« A Classic Lives on in both tone and quality »Published on 10/01/12 at 13:18
Gibson shelved the design, and reintroduced it in the 70's with a few updates, one of them being the choice of pickups. By this time, the Gibson 496 and 500T pickups had been introduced, giving players more power over the previous model of humbuckers, which were lower output.
As a result, the Explorer quickly became popular for the evolving sound of rock n' roll that pushed for more distortion and sustain.
The modern Explorer remains rather unchanged from its 70's incarnation, still sporting the 496R/500T pickup configuration, the hybrid 50's/60's set neck with 22 fret rosewood fingerboard, tune-o-matic bridge and stopbar tailpiece, and two-volume/one-tone control configuration with 3-way toggle switch.
Someone at Gibson must have visited a psychic while designing the Explorer. The psychic would have said "guitar players will have the desire to play fast, much faster than today." because that's exactly what the Explorer is designed for - blazing speed. One listen to Brenden Small's guitar playing on any Dethklok album will confirm that shredding is a breeze on this guitar. Access to the higher frets is open, making those wide runs easy.
To facilitate this, the fretboard radius feels rather flat all the way down the neck, allowing for easier bending and faster runs than more traditional radius fretboards. Still, its nut width and scale length are Gibson standard sizes.
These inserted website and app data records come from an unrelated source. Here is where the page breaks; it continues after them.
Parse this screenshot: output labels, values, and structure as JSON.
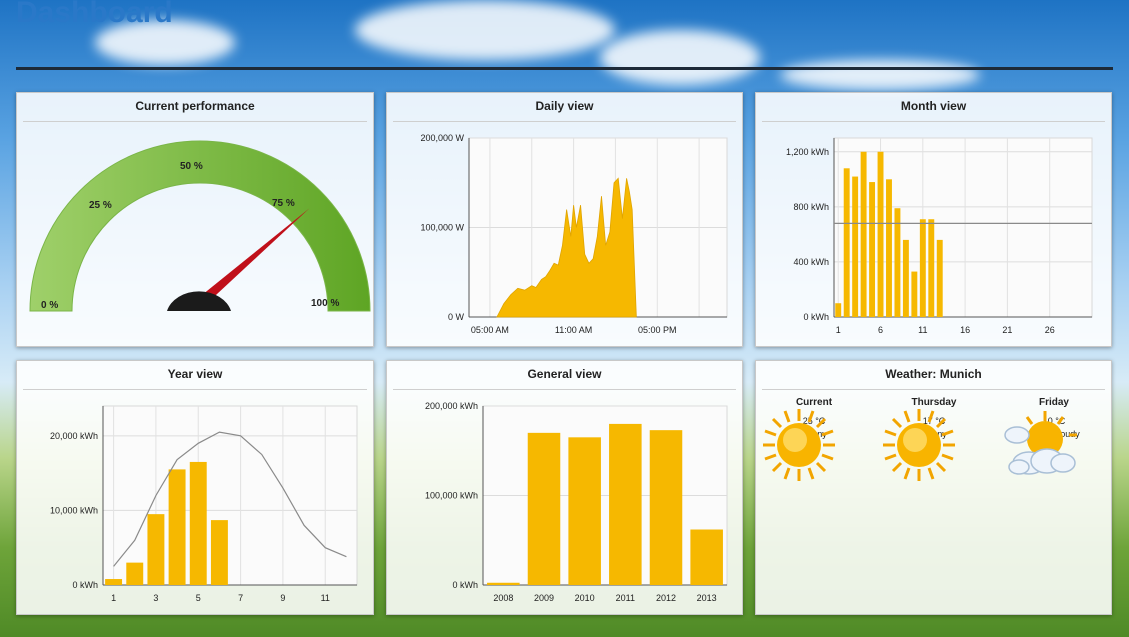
{
  "page": {
    "title": "Dashboard"
  },
  "panels": {
    "performance": {
      "title": "Current performance",
      "gauge": {
        "labels": [
          "0 %",
          "25 %",
          "50 %",
          "75 %",
          "100 %"
        ],
        "value_pct": 76,
        "colors": {
          "low": "#9fd06a",
          "high": "#5ea524",
          "needle": "#c0101a"
        }
      }
    },
    "daily": {
      "title": "Daily view"
    },
    "month": {
      "title": "Month view"
    },
    "year": {
      "title": "Year view"
    },
    "general": {
      "title": "General view"
    },
    "weather": {
      "title": "Weather: Munich",
      "days": [
        {
          "day": "Current",
          "temp": "25 °C",
          "cond": "Sunny",
          "icon": "sun-icon"
        },
        {
          "day": "Thursday",
          "temp": "17 °C",
          "cond": "Sunny",
          "icon": "sun-icon"
        },
        {
          "day": "Friday",
          "temp": "10 °C",
          "cond": "Partly cloudy",
          "icon": "partly-cloudy-icon"
        }
      ]
    }
  },
  "chart_data": [
    {
      "id": "daily",
      "type": "area",
      "yticks": [
        "200,000 W",
        "100,000 W",
        "0 W"
      ],
      "ylim": [
        0,
        200000
      ],
      "xticks": [
        "05:00 AM",
        "11:00 AM",
        "05:00 PM"
      ],
      "x_hours": [
        5.5,
        6.0,
        6.5,
        7.0,
        7.5,
        8.0,
        8.3,
        8.7,
        9.0,
        9.3,
        9.6,
        9.9,
        10.2,
        10.5,
        10.8,
        11.0,
        11.2,
        11.5,
        11.8,
        12.1,
        12.4,
        12.7,
        13.0,
        13.3,
        13.6,
        13.9,
        14.2,
        14.5,
        14.8,
        15.0,
        15.2,
        15.5
      ],
      "values": [
        0,
        15000,
        25000,
        32000,
        30000,
        35000,
        33000,
        42000,
        45000,
        52000,
        60000,
        58000,
        80000,
        120000,
        90000,
        125000,
        100000,
        125000,
        70000,
        60000,
        65000,
        90000,
        135000,
        80000,
        95000,
        150000,
        155000,
        110000,
        155000,
        140000,
        120000,
        0
      ],
      "x_range_hours": [
        3.5,
        22.0
      ],
      "color": "#f6b800"
    },
    {
      "id": "month",
      "type": "bar",
      "yticks": [
        "1,200 kWh",
        "800 kWh",
        "400 kWh",
        "0 kWh"
      ],
      "ylim": [
        0,
        1300
      ],
      "xticks": [
        "1",
        "6",
        "11",
        "16",
        "21",
        "26"
      ],
      "days": [
        1,
        2,
        3,
        4,
        5,
        6,
        7,
        8,
        9,
        10,
        11,
        12,
        13
      ],
      "values": [
        100,
        1080,
        1020,
        1200,
        980,
        1200,
        1000,
        790,
        560,
        330,
        710,
        710,
        560
      ],
      "average": 680,
      "x_range": [
        0.5,
        31
      ],
      "color": "#f6b800"
    },
    {
      "id": "year",
      "type": "bar",
      "yticks": [
        "20,000 kWh",
        "10,000 kWh",
        "0 kWh"
      ],
      "ylim": [
        0,
        24000
      ],
      "xticks": [
        "1",
        "3",
        "5",
        "7",
        "9",
        "11"
      ],
      "months": [
        1,
        2,
        3,
        4,
        5,
        6
      ],
      "values": [
        800,
        3000,
        9500,
        15500,
        16500,
        8700
      ],
      "curve": [
        2500,
        6000,
        12000,
        16800,
        19000,
        20500,
        20000,
        17500,
        13000,
        8000,
        5000,
        3800
      ],
      "x_range": [
        0.5,
        12.5
      ],
      "color": "#f6b800"
    },
    {
      "id": "general",
      "type": "bar",
      "yticks": [
        "200,000 kWh",
        "100,000 kWh",
        "0 kWh"
      ],
      "ylim": [
        0,
        200000
      ],
      "categories": [
        "2008",
        "2009",
        "2010",
        "2011",
        "2012",
        "2013"
      ],
      "values": [
        2500,
        170000,
        165000,
        180000,
        173000,
        62000
      ],
      "color": "#f6b800"
    }
  ]
}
It doesn't take a keen eye to see that the Explorer isn't the most ergonomic design in the guitar world. In fact, it's rather large and awkward, which is ultimately why I ended up selling mine. Moving around a small stage or practice area almost always resulted in bumping the headstock or rear corner of the body on something or someone. However, despite its size, the Explorer is surprisingly light in weight.
The Explorer does well with a variety of sounds, but it would be a mistake to assert that its forte is not rock and metal. The 500T comes alive through a properly distorting tube amp, driving the preamp into harmonic armageddon and evoking a midrange grind that is addictive. This pickup works well with everything from Bad Company-style plexi gain to Stoner Metal to compressed, soaring power metal.
The 496 does cleaner tones and alternate-picked runs surprisingly well, although lower notes tend to blend together on fast runs. It has a very warm, mellow quality without being weak.
The 2009 Explorer I owned was immaculately constructed, leading me to wonder where the complaints of quality with newer Gibson guitars was founded. The guitar played well, sounded excellent, and looked badass. I actually regret selling it, and will likely own another some day.
Gibson guitars have a lifetime warranty, and are still hand-made right here in the USA. There are plenty of great guitars made elsewhere for less money, and there are many excellent values from many manufacturers. I think every guitar player should own at least one Gibson in their lifetime, to have a chance to connect with a great American legacy that has helped shape an artform and a culture for more than 75 years.